HandmadeToys of Kondapally


It gives me great satisfaction to write about the handmade Toys of Kondapally.I usually avoid going out in the sun during the warmest part of the day but today even the sun God did not deter me from making a visit to a nearby village, Kondapally. This village is internationally famous for its handmade toys, known as Kondapally Toys. The toys made here are distinct due to the material being used, the method , their appearance and themes on which these toys are made.Even after all the modernization it is still a cottage industry with only a few families in and around Kondapalli carrying on this tradition.
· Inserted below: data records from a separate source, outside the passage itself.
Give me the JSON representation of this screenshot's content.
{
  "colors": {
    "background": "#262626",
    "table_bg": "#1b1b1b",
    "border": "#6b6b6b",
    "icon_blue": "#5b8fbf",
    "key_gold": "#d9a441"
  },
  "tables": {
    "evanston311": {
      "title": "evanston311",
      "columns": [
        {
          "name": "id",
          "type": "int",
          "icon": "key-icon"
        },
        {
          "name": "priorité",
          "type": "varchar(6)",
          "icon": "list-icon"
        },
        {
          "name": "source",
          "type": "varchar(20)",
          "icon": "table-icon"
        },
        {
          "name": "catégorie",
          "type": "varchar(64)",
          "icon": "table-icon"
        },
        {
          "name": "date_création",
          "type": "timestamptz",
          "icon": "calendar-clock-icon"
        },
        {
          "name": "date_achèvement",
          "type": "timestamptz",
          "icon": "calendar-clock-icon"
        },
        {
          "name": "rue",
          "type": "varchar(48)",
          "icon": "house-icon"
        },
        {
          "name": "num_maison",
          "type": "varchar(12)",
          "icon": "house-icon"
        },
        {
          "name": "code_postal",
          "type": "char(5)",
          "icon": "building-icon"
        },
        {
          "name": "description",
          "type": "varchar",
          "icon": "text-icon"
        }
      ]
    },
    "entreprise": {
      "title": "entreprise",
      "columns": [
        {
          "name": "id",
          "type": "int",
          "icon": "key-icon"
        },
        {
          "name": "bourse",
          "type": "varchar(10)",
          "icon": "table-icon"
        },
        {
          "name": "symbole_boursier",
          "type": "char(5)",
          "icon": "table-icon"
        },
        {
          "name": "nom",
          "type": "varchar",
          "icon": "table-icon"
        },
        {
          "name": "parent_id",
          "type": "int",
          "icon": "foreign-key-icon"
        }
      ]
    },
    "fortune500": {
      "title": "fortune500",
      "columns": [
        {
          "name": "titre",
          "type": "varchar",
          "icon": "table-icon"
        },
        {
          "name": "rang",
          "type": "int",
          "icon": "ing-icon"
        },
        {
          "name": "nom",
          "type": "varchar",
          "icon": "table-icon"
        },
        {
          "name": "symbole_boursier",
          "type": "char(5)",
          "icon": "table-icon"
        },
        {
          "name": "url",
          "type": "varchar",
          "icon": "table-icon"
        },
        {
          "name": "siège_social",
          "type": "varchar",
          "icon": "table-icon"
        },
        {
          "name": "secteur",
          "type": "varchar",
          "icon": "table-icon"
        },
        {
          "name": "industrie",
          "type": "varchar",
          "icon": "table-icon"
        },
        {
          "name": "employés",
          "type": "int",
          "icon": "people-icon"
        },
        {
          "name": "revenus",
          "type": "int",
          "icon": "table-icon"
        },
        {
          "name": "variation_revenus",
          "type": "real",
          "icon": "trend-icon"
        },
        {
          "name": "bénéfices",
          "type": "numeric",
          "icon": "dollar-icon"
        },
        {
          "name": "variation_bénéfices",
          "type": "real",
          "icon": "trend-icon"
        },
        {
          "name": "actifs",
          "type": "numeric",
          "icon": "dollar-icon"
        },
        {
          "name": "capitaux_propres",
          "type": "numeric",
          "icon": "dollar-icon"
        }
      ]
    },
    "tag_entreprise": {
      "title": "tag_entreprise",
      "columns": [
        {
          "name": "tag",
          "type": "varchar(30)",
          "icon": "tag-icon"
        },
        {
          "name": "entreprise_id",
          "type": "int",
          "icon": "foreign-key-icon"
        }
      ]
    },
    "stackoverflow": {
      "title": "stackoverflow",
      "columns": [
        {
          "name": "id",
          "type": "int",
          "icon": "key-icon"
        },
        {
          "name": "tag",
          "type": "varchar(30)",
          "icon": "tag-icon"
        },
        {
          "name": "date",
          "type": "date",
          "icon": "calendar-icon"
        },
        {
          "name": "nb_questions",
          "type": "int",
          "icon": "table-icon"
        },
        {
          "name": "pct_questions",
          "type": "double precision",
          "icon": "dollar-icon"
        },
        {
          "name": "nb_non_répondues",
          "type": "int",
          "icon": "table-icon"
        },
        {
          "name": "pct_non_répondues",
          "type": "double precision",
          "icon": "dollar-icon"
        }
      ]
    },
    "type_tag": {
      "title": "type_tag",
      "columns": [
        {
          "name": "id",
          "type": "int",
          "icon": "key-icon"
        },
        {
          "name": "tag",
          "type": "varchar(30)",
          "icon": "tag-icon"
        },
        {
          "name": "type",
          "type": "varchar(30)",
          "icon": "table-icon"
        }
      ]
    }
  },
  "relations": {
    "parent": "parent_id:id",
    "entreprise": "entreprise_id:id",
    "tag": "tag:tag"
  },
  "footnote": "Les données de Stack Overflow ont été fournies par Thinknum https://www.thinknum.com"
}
It has been a long time since I have paid a visit to the place and I am grateful to my friends Swati and Ayon for letting me tag along. I remember my mom had bought me some lovely Kondapally toys to play with when I was a kid and they came packed in small boxes made of palm leaves. I used to see these toys displayed in my neighbor’s house during Sankranti and it was known as Bommala Koluvu.The toys are made of soft wood available in the nearby forests and it is known as Tella Poniki.

We set out for the village, armed with sun hats and parasols and refreshing drink as the sun was scorching. Konda means hill and this little hamlet is based on the same hill and all the crafting takes place in Bommala Colony which means Toys Colony. We used the GPS, asked around and finally reached the quiet but colorful colony. It is a 400-year-old art and it claims its origin to Muktharishi, a sage endowed with skills in arts and crafts by Lord Shiva. The karigars or artisans who make the toys are referred as Aryakhastriyas and are said to have migrated from Rajasthan in the 16th century.



The process of making these dolls is very intriguing. We visited a few of the workshops where they were making them. Srinivas, one of the artisans and owner of the place explained how the wood is first carved out and then the edges are smooth finished. He showed us his sharp but primitive, curved tool with which he did the chipping. The later step involves coloring with enamel paint or watercolors or vegetable dyes for export. The artisans at one time produced mythological figures of animals, birds, bullock carts laden with sacks, rural life and the most prominent was the Dasavataram and the dancing dolls which shake their heads and waist in tandem when prodded. There was this really cute and funny old couple doll whose heads were bobbing. The expressions and the body shape were hilarious.


The thirsty crow


Initially, the karigars used only Vegetable dyes for coloring and then moved to synthetic paints to speed up their work and also lessen the price. Vegetable dye based artifacts are costlier and their demand is more in the international market according to Satyanarayana, of another manufacturing unit. The disadvantage of vegetable dyes is that they need very careful handling while making and even a little drop of water would damage the piece. To add to the longevity of the vegetable dyes the karigars apply a coat of lacquer polish which gives longevity to the toy and a glossy touch.

It was heartening to see the patriarch himself working on the dolls while both his sons assist him.I found the whole process of doll making really fascinating and a new found appreciation for this dying art. The Tella Poniki timber was being cut by a machine into suitable blocks. Every part of the body of say a male doll is broken up into pieces and then each is inserted into the other, like legs, trunk, head, arms. These parts are then chiseled and filed to smoothen them. They are glued together to form a cohesive whole. Then a tamarind plus sawdust paste is used to close the cracks, smooth out rough then it is allowed to dry. Then the vegetable dyes / Paints are applied .Finally, they are glazed using polish.The end result is these colorful, flawless toys in different sizes and shapes.

There is a bit of innovation in the form of new themes and products being introduced. There was an angry bird, Hanuman, and Krishna from the television series and a few Rajasthani dolls which are brought raw and then painted here said Satyanarayana.This art is worth preserving and I think if we start buying them instead of the machine made flimsy stuff, we could boost the sales and the artisans would really benefit. We set out on our return journey with our little booty of Toys of Kondapally packed nicely in palm leaf baskets!


Rabindranath Tagore



Musical Instrument-Veena









2 Comments Add yours

  1. Kalpana says:

    What a treasure you’ve chanced upon! How come we never visited Kondapally as students when in school! It would have been an education of a craft that seems a heritage that needs nurturing….mythology being the mainstay in the dolls being crafted!! Two eyes seem insufficient to take in the variety on display. One more place added to my itinerary when I visit you next time:):)


    1. Yes, Kalpana…a real treasure it is. I just jumped at the chance to visit. I was mesmerized by the art and the artists. We sure will go to visit 🙂


Leave a Reply

Fill in your details below or click an icon to log in:

WordPress.com Logo

You are commenting using your WordPress.com account. Log Out /  Change )

Google+ photo

You are commenting using your Google+ account. Log Out /  Change )

Twitter picture

You are commenting using your Twitter account. Log Out /  Change )

Facebook photo

You are commenting using your Facebook account. Log Out /  Change )


Connecting to %s